Monday, March 24, 2014, 8:40 PM -
On March 24, 1989, the Exxon Valdez oil tanker struck Prince William Sound's Bligh reef in Alaska, spilling up to 750,000 barrels of crude oil into U.S. waters.
To date, it is considered one of the most destructive human-caused environmental disasters.
Immediate effects include the deaths of:
- 250 seabirds
- Nearly 4,000 sea otters
- 247 bald eagles
- 22 orcas
- Countless fish and plant species
The impact of this disastrous spill can still be seen, with an estimated 23,000 gallons of Valdez crude oil remaining in Alaska's soil today.
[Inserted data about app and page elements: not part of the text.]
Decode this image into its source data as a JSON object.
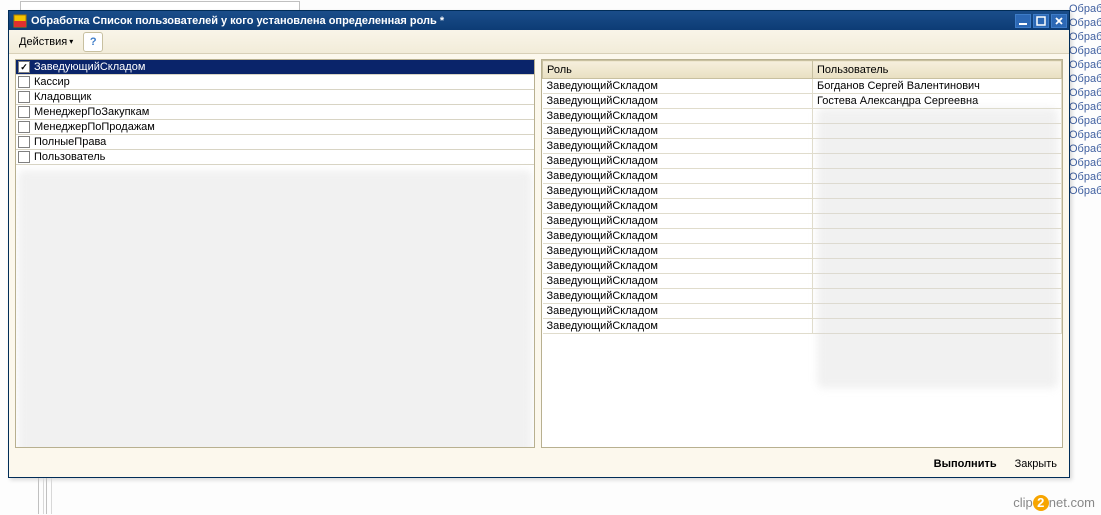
{
  "window": {
    "title": "Обработка  Список пользователей у кого установлена определенная роль *"
  },
  "toolbar": {
    "actions_label": "Действия"
  },
  "roles": [
    {
      "label": "ЗаведующийСкладом",
      "checked": true,
      "selected": true
    },
    {
      "label": "Кассир",
      "checked": false,
      "selected": false
    },
    {
      "label": "Кладовщик",
      "checked": false,
      "selected": false
    },
    {
      "label": "МенеджерПоЗакупкам",
      "checked": false,
      "selected": false
    },
    {
      "label": "МенеджерПоПродажам",
      "checked": false,
      "selected": false
    },
    {
      "label": "ПолныеПрава",
      "checked": false,
      "selected": false
    },
    {
      "label": "Пользователь",
      "checked": false,
      "selected": false
    }
  ],
  "result_table": {
    "columns": {
      "role": "Роль",
      "user": "Пользователь"
    },
    "rows": [
      {
        "role": "ЗаведующийСкладом",
        "user": "Богданов Сергей Валентинович"
      },
      {
        "role": "ЗаведующийСкладом",
        "user": "Гостева Александра Сергеевна"
      },
      {
        "role": "ЗаведующийСкладом",
        "user": ""
      },
      {
        "role": "ЗаведующийСкладом",
        "user": ""
      },
      {
        "role": "ЗаведующийСкладом",
        "user": ""
      },
      {
        "role": "ЗаведующийСкладом",
        "user": ""
      },
      {
        "role": "ЗаведующийСкладом",
        "user": ""
      },
      {
        "role": "ЗаведующийСкладом",
        "user": ""
      },
      {
        "role": "ЗаведующийСкладом",
        "user": ""
      },
      {
        "role": "ЗаведующийСкладом",
        "user": ""
      },
      {
        "role": "ЗаведующийСкладом",
        "user": ""
      },
      {
        "role": "ЗаведующийСкладом",
        "user": ""
      },
      {
        "role": "ЗаведующийСкладом",
        "user": ""
      },
      {
        "role": "ЗаведующийСкладом",
        "user": ""
      },
      {
        "role": "ЗаведующийСкладом",
        "user": ""
      },
      {
        "role": "ЗаведующийСкладом",
        "user": ""
      },
      {
        "role": "ЗаведующийСкладом",
        "user": ""
      }
    ]
  },
  "footer": {
    "execute": "Выполнить",
    "close": "Закрыть"
  },
  "background_labels": {
    "top_bar": "",
    "right_col": [
      "Обрабс",
      "Обрабс",
      "Обрабс",
      "Обрабс",
      "Обрабс",
      "Обрабс",
      "Обрабс",
      "Обрабс",
      "Обрабс",
      "Обрабс",
      "Обрабс",
      "Обрабс",
      "Обрабс",
      "Обрабс"
    ]
  },
  "watermark": {
    "a": "clip",
    "b": "2",
    "c": "net",
    "d": ".com"
  }
}
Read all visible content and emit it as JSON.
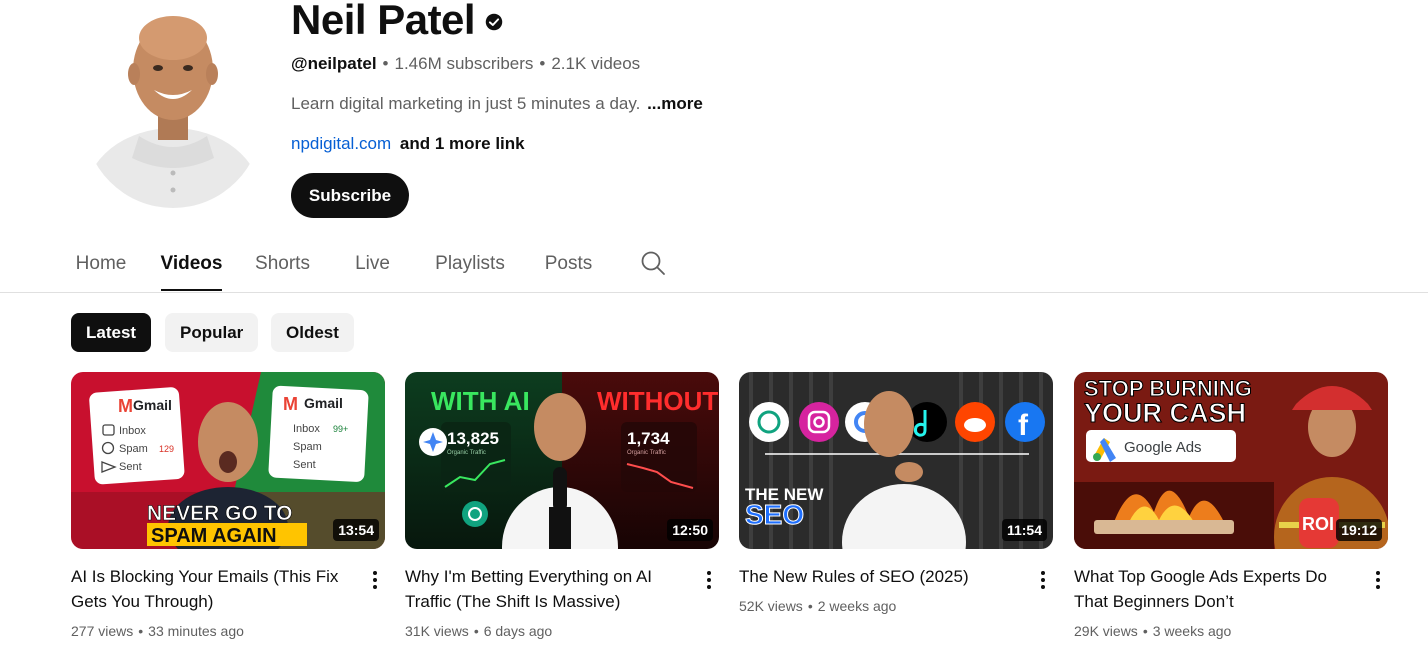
{
  "channel": {
    "name": "Neil Patel",
    "handle": "@neilpatel",
    "subscribers": "1.46M subscribers",
    "videos_count": "2.1K videos",
    "meta_separator": "•",
    "description": "Learn digital marketing in just 5 minutes a day.",
    "description_more": "...more",
    "link": "npdigital.com",
    "more_links": "and 1 more link",
    "subscribe_label": "Subscribe"
  },
  "tabs": [
    {
      "label": "Home",
      "active": false
    },
    {
      "label": "Videos",
      "active": true
    },
    {
      "label": "Shorts",
      "active": false
    },
    {
      "label": "Live",
      "active": false
    },
    {
      "label": "Playlists",
      "active": false
    },
    {
      "label": "Posts",
      "active": false
    }
  ],
  "chips": [
    {
      "label": "Latest",
      "active": true
    },
    {
      "label": "Popular",
      "active": false
    },
    {
      "label": "Oldest",
      "active": false
    }
  ],
  "videos": [
    {
      "title": "AI Is Blocking Your Emails (This Fix Gets You Through)",
      "views": "277 views",
      "age": "33 minutes ago",
      "duration": "13:54",
      "thumb_text": {
        "gmail_1": "Gmail",
        "gmail_2": "Gmail",
        "inbox_1": "Inbox",
        "spam_1": "Spam",
        "spam_count": "129",
        "sent_1": "Sent",
        "inbox_2": "Inbox",
        "inbox_count": "99+",
        "spam_2": "Spam",
        "sent_2": "Sent",
        "line_1": "NEVER GO TO",
        "line_2": "SPAM AGAIN"
      }
    },
    {
      "title": "Why I'm Betting Everything on AI Traffic (The Shift Is Massive)",
      "views": "31K views",
      "age": "6 days ago",
      "duration": "12:50",
      "thumb_text": {
        "left_label": "WITH AI",
        "right_label": "WITHOUT",
        "left_value": "13,825",
        "right_value": "1,734",
        "caption": "Organic Traffic"
      }
    },
    {
      "title": "The New Rules of SEO (2025)",
      "views": "52K views",
      "age": "2 weeks ago",
      "duration": "11:54",
      "thumb_text": {
        "line_1": "THE NEW",
        "line_2": "SEO"
      }
    },
    {
      "title": "What Top Google Ads Experts Do That Beginners Don’t",
      "views": "29K views",
      "age": "3 weeks ago",
      "duration": "19:12",
      "thumb_text": {
        "line_1": "STOP BURNING",
        "line_2": "YOUR CASH",
        "badge": "Google Ads",
        "roi": "ROI"
      }
    }
  ],
  "icons": {
    "verified": "verified-check-icon",
    "search": "search-icon",
    "more": "more-vert-icon"
  },
  "colors": {
    "link": "#065fd4",
    "primary_text": "#0f0f0f",
    "secondary_text": "#606060",
    "chip_bg": "#f2f2f2"
  }
}
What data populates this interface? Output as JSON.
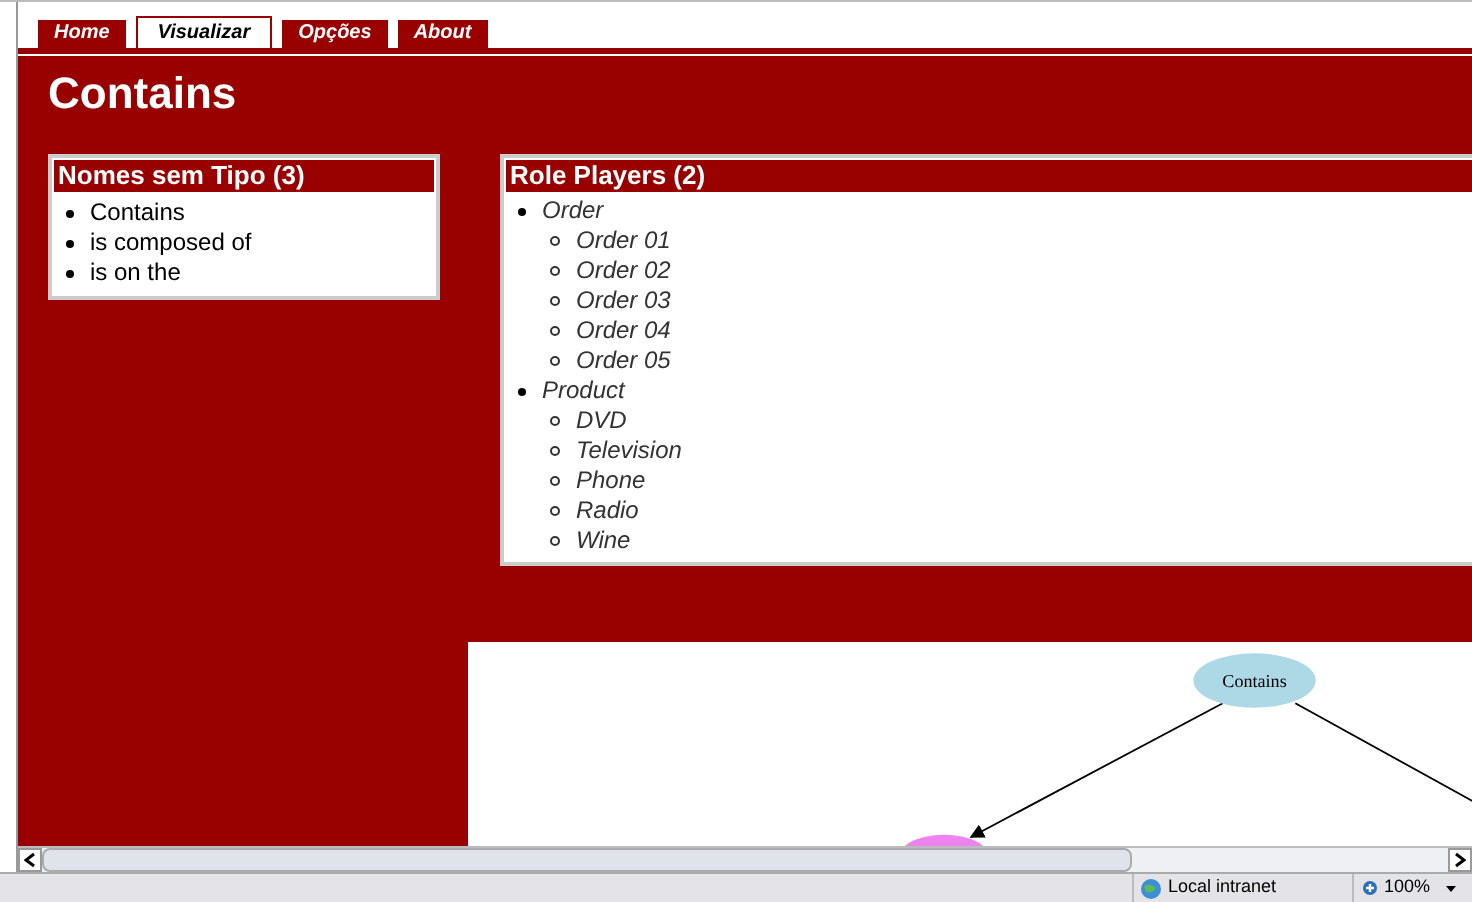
{
  "tabs": [
    {
      "label": "Home",
      "selected": false
    },
    {
      "label": "Visualizar",
      "selected": true
    },
    {
      "label": "Opções",
      "selected": false
    },
    {
      "label": "About",
      "selected": false
    }
  ],
  "title": "Contains",
  "untyped_names": {
    "title": "Nomes sem Tipo (3)",
    "items": [
      "Contains",
      "is composed of",
      "is on the"
    ]
  },
  "role_players": {
    "title": "Role Players (2)",
    "items": [
      {
        "label": "Order",
        "children": [
          {
            "label": "Order 01"
          },
          {
            "label": "Order 02"
          },
          {
            "label": "Order 03"
          },
          {
            "label": "Order 04"
          },
          {
            "label": "Order 05"
          }
        ]
      },
      {
        "label": "Product",
        "children": [
          {
            "label": "DVD"
          },
          {
            "label": "Television"
          },
          {
            "label": "Phone"
          },
          {
            "label": "Radio"
          },
          {
            "label": "Wine"
          }
        ]
      }
    ]
  },
  "graph": {
    "root": "Contains"
  },
  "status_bar": {
    "zone": "Local intranet",
    "zoom": "100%"
  }
}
As the world marked the 25th anniversary of this ecological disaster, officials in Texas rushed to clean up after an oil spill in Galveston bay that's said to be affecting coastal wildlife and blocking traffic in the Gulf of Mexico.
Thousands of birds are faced oil in the water and along the shorelines they feed on.
A barge collided with a ship on Saturday, spilling what's believed to be about 4,000 of oil into the shipping channel.
It's the height of migration season, and wildlife officials say those birds use the area as a refuge during spring migration.
The spill and clean-up is also delaying the docking of several cruise ships returning to port in Galveston bay.